Slaves were frequently forbidden from getting married or starting families because slave owners viewed families as a potential danger to their ability to maintain control over their slaves.
Slaves who were able to start families ran the possibility of having their children taken away from them and sold since slave owners frequently viewed children as a source of additional work or as a financial asset. This was true even if the slaves were able to form their own families.
This practice was exceedingly brutal and had a disastrous impact on the families of enslaved people. Their families were torn apart, and they were unable to maintain healthy family bonds as a result.
7. In the United States, slavery was finally abolished with the passage of the 13th Amendment to the Constitution in 1865.
With the ratification of the Thirteenth Amendment to the Constitution in 1865, the institution of slavery was ultimately done away with in the United States.
The 13th Amendment to the Constitution of the United States states that “neither slavery nor involuntary servitude, unless as a punishment for crime whereof the person shall have been duly convicted, shall exist within the United States or any place subject to the jurisdiction of the United States.”

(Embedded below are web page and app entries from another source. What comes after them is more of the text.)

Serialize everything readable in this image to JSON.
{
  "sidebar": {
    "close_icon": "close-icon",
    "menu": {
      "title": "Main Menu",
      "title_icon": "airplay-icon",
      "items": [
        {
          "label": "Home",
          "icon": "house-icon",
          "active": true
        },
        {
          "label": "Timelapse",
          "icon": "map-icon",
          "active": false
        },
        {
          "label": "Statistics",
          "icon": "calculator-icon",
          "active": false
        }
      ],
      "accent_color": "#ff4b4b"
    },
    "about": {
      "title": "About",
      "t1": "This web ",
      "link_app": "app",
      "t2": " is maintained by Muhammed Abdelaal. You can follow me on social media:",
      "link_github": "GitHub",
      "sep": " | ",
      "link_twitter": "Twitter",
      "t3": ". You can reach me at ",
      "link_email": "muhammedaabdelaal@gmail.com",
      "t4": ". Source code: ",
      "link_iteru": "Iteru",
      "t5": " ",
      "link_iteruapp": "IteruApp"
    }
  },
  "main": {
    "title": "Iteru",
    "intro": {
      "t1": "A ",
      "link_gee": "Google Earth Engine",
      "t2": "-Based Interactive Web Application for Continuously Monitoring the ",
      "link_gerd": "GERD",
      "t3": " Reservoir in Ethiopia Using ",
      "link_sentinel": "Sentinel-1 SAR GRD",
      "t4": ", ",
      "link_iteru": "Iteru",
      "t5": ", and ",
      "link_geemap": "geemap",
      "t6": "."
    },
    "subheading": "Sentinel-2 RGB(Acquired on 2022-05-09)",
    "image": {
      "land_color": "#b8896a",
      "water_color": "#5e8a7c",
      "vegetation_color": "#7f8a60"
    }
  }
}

This amendment put an end to slavery in a practical sense in the United States and was a significant step toward the abolition of slavery everywhere else in the world.

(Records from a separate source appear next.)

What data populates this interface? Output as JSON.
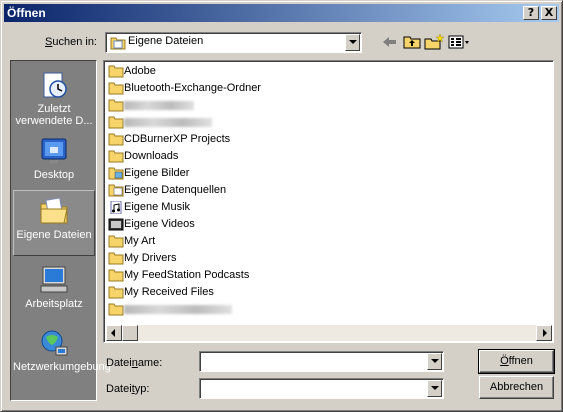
{
  "window": {
    "title": "Öffnen",
    "help_glyph": "?",
    "close_glyph": "X"
  },
  "lookin": {
    "label_pre": "",
    "label_ul": "S",
    "label_post": "uchen in:",
    "value": "Eigene Dateien"
  },
  "toolbar": {
    "back": "back-arrow-icon",
    "up": "folder-up-icon",
    "newfolder": "new-folder-icon",
    "views": "views-menu-icon"
  },
  "places": [
    {
      "label": "Zuletzt verwendete D...",
      "icon": "recent-documents-icon"
    },
    {
      "label": "Desktop",
      "icon": "desktop-icon"
    },
    {
      "label": "Eigene Dateien",
      "icon": "my-documents-icon",
      "selected": true
    },
    {
      "label": "Arbeitsplatz",
      "icon": "my-computer-icon"
    },
    {
      "label": "Netzwerkumgebung",
      "icon": "network-places-icon"
    }
  ],
  "files": [
    {
      "name": "Adobe",
      "icon": "folder"
    },
    {
      "name": "Bluetooth-Exchange-Ordner",
      "icon": "folder"
    },
    {
      "name": "",
      "icon": "folder",
      "redacted": true
    },
    {
      "name": "",
      "icon": "folder",
      "redacted": true
    },
    {
      "name": "CDBurnerXP Projects",
      "icon": "folder"
    },
    {
      "name": "Downloads",
      "icon": "folder"
    },
    {
      "name": "Eigene Bilder",
      "icon": "pictures-folder"
    },
    {
      "name": "Eigene Datenquellen",
      "icon": "datasources-folder"
    },
    {
      "name": "Eigene Musik",
      "icon": "music-folder"
    },
    {
      "name": "Eigene Videos",
      "icon": "videos-folder"
    },
    {
      "name": "My Art",
      "icon": "folder"
    },
    {
      "name": "My Drivers",
      "icon": "folder"
    },
    {
      "name": "My FeedStation Podcasts",
      "icon": "folder"
    },
    {
      "name": "My Received Files",
      "icon": "folder"
    },
    {
      "name": "",
      "icon": "folder",
      "redacted": true
    }
  ],
  "filename": {
    "label_pre": "Datei",
    "label_ul": "n",
    "label_post": "ame:",
    "value": ""
  },
  "filetype": {
    "label_pre": "Datei",
    "label_ul": "t",
    "label_post": "yp:",
    "value": ""
  },
  "buttons": {
    "open_pre": "",
    "open_ul": "Ö",
    "open_post": "ffnen",
    "cancel": "Abbrechen"
  }
}
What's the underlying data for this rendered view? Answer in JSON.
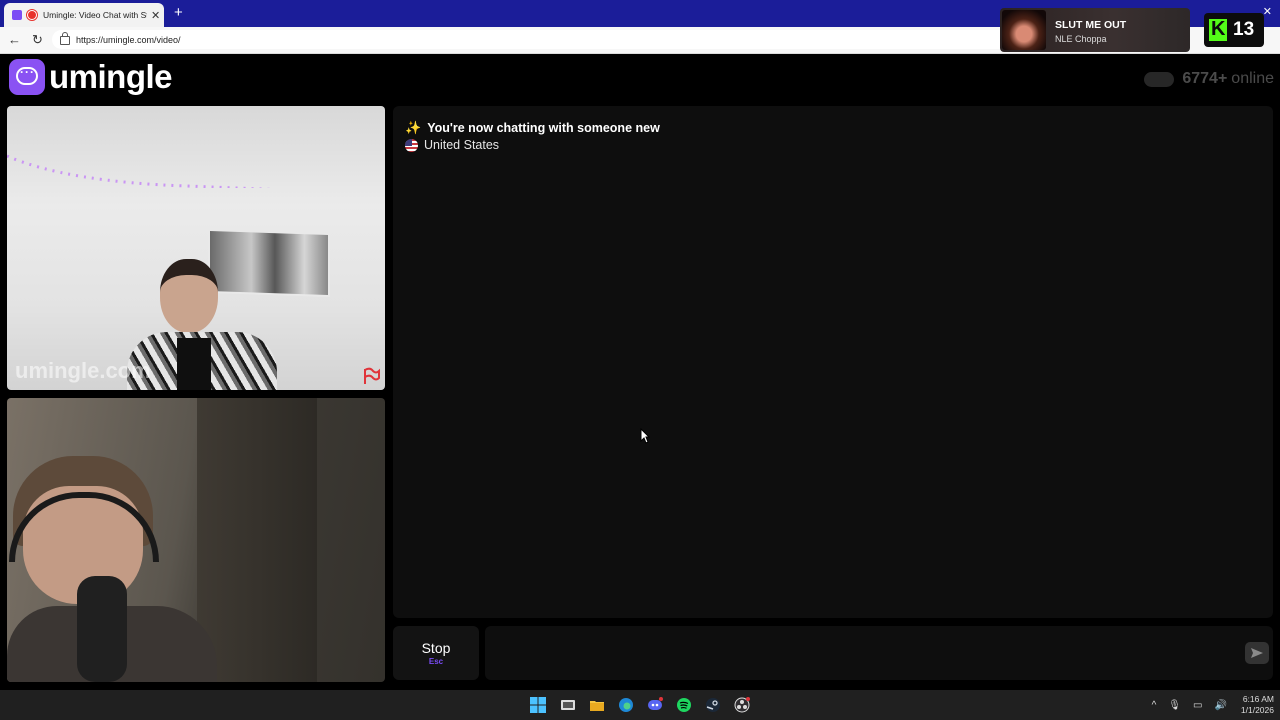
{
  "browser": {
    "tab_title": "Umingle: Video Chat with Strangers",
    "new_tab_icon": "plus-icon",
    "url": "https://umingle.com/video/",
    "back_icon": "arrow-left-icon",
    "reload_icon": "reload-icon"
  },
  "now_playing": {
    "title": "SLUT ME OUT",
    "artist": "NLE Choppa"
  },
  "kick": {
    "count": "13"
  },
  "app": {
    "logo": "umingle",
    "online_count": "6774+",
    "online_label": "online",
    "brand_color": "#8a52f3"
  },
  "video": {
    "watermark": "umingle.com"
  },
  "chat": {
    "system_message": "You're now chatting with someone new",
    "country": "United States",
    "stop_label": "Stop",
    "stop_shortcut": "Esc",
    "message_placeholder": "",
    "send_icon": "send-icon"
  },
  "taskbar": {
    "time": "6:16 AM",
    "date": "1/1/2026",
    "icons": [
      "windows-start-icon",
      "task-view-icon",
      "file-explorer-icon",
      "edge-icon",
      "discord-icon",
      "spotify-icon",
      "steam-icon",
      "obs-icon"
    ]
  }
}
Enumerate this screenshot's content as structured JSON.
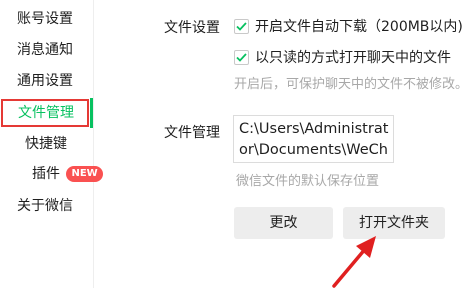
{
  "sidebar": {
    "items": [
      {
        "label": "账号设置"
      },
      {
        "label": "消息通知"
      },
      {
        "label": "通用设置"
      },
      {
        "label": "文件管理",
        "active": true
      },
      {
        "label": "快捷键"
      },
      {
        "label": "插件",
        "badge": "NEW"
      },
      {
        "label": "关于微信"
      }
    ]
  },
  "file_settings": {
    "label": "文件设置",
    "auto_download": {
      "label": "开启文件自动下载（200MB以内)",
      "checked": true
    },
    "read_only": {
      "label": "以只读的方式打开聊天中的文件",
      "checked": true
    },
    "hint": "开启后，可保护聊天中的文件不被修改。"
  },
  "file_management": {
    "label": "文件管理",
    "path": "C:\\Users\\Administrator\\Documents\\WeChat Files\\",
    "hint": "微信文件的默认保存位置"
  },
  "buttons": {
    "change": "更改",
    "open_folder": "打开文件夹"
  },
  "colors": {
    "accent": "#07c160",
    "highlight_box": "#e53935",
    "annotation_arrow": "#e02020",
    "badge": "#fa5151"
  }
}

However, the abolition of slavery did not bring an end to discrimination and inequality for African Americans. In the decades that followed, African Americans continued to experience pervasive prejudice and discrimination. This was despite the fact that slavery had been abolished.
8. Slavery still has an affect to this day.

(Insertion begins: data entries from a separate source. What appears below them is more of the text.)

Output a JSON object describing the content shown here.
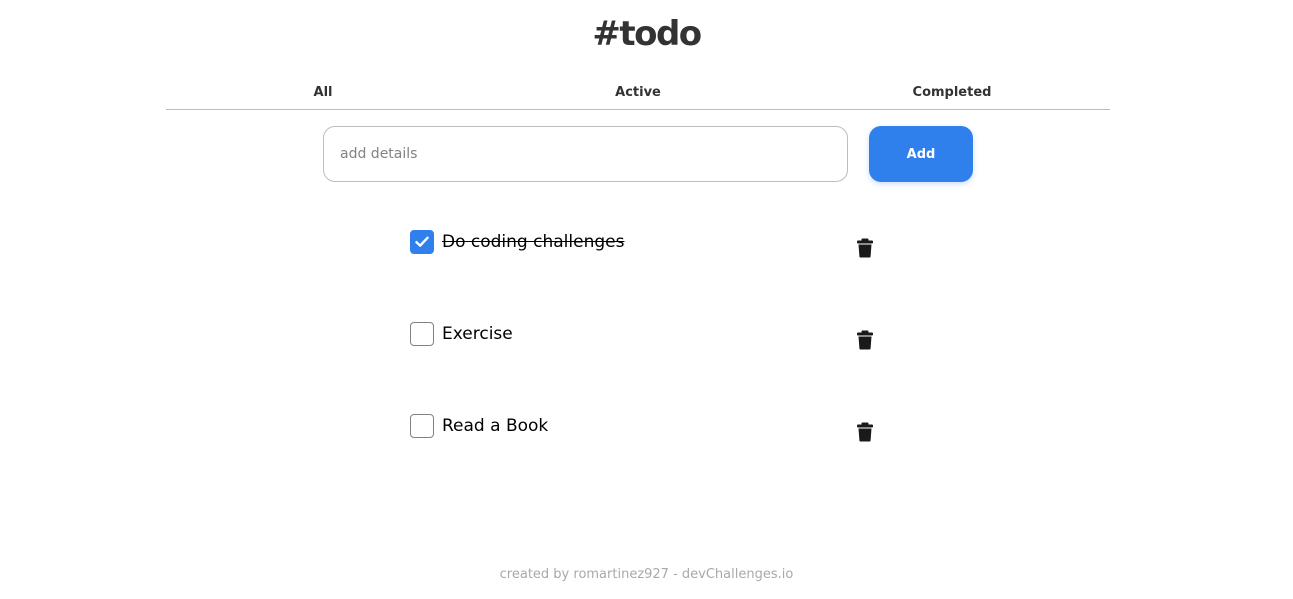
{
  "header": {
    "title": "#todo"
  },
  "tabs": [
    {
      "label": "All"
    },
    {
      "label": "Active"
    },
    {
      "label": "Completed"
    }
  ],
  "add_form": {
    "placeholder": "add details",
    "value": "",
    "button_label": "Add"
  },
  "todos": [
    {
      "text": "Do coding challenges",
      "completed": true
    },
    {
      "text": "Exercise",
      "completed": false
    },
    {
      "text": "Read a Book",
      "completed": false
    }
  ],
  "icons": {
    "checkbox_check": "check-icon",
    "delete": "trash-icon"
  },
  "colors": {
    "accent": "#2f80ed",
    "text": "#333333",
    "muted": "#a9a9a9",
    "border": "#bdbdbd"
  },
  "footer": {
    "text": "created by romartinez927 - devChallenges.io"
  }
}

Slavery’s history continues to shape cultures all throughout the world, with many descendants of slaves being subjected to systemic prejudice and discrimination.
Despite the abolition of slavery, people of color have faced pervasive prejudice and discrimination, affecting their access to education, employment, housing, and other aspects of life.
Slavery’s legacies have also affected larger social, economic, and political systems, contributing to persistent inequalities and injustices in many cultures.
Addressing the history of slavery and striving toward racial equality remains a significant and ongoing challenge for many communities worldwide.
9. The transatlantic slave trade was driven by economic factors, including the demand for cheap labor to produce crops for export.
A mix of economic, political, and ideological motivations, including the need for cheap labor to raise crops for export, drove the transatlantic slave trade.
Slave labor was seen as the most efficient way to supply the expanding demand for sugar, tobacco, and other products in Europe, which fueled the expansion of large-scale plantation agriculture in the Americas.
Working with African leaders and other intermediaries, European slave traders abducted and transported millions of Africans over the Atlantic to be sold as slaves in the Americas.
The transatlantic slave trade was a lucrative business for European slave traders and plantation owners, but it had disastrous consequences for Africa and the millions of people who were enslaved and forced to work on plantations in the Americas.
10. The abolitionists worked tirelessly to end slavery.
Some justified slavery as a “necessary evil” to supply work for the economy of slave-holding countries, but others, notably abolitionists, saw it as a morally repugnant institution that violated the fundamental human rights of those enslaved.
The abolitionist movement was a worldwide effort to abolish slavery and ensure equal rights for all people, regardless of race. Abolitionists came from a variety of backgrounds, including both persons of color and white supporters.
To resist slavery, they used a range of techniques, including public speaking, writing, and organization. The abolitionist movement in the United States contributed to the ratification of the 13th Amendment to the Constitution, which legally abolished slavery.
The abolitionist movement’s legacy continues to inspire efforts to combat inequality and promote social justice around the world.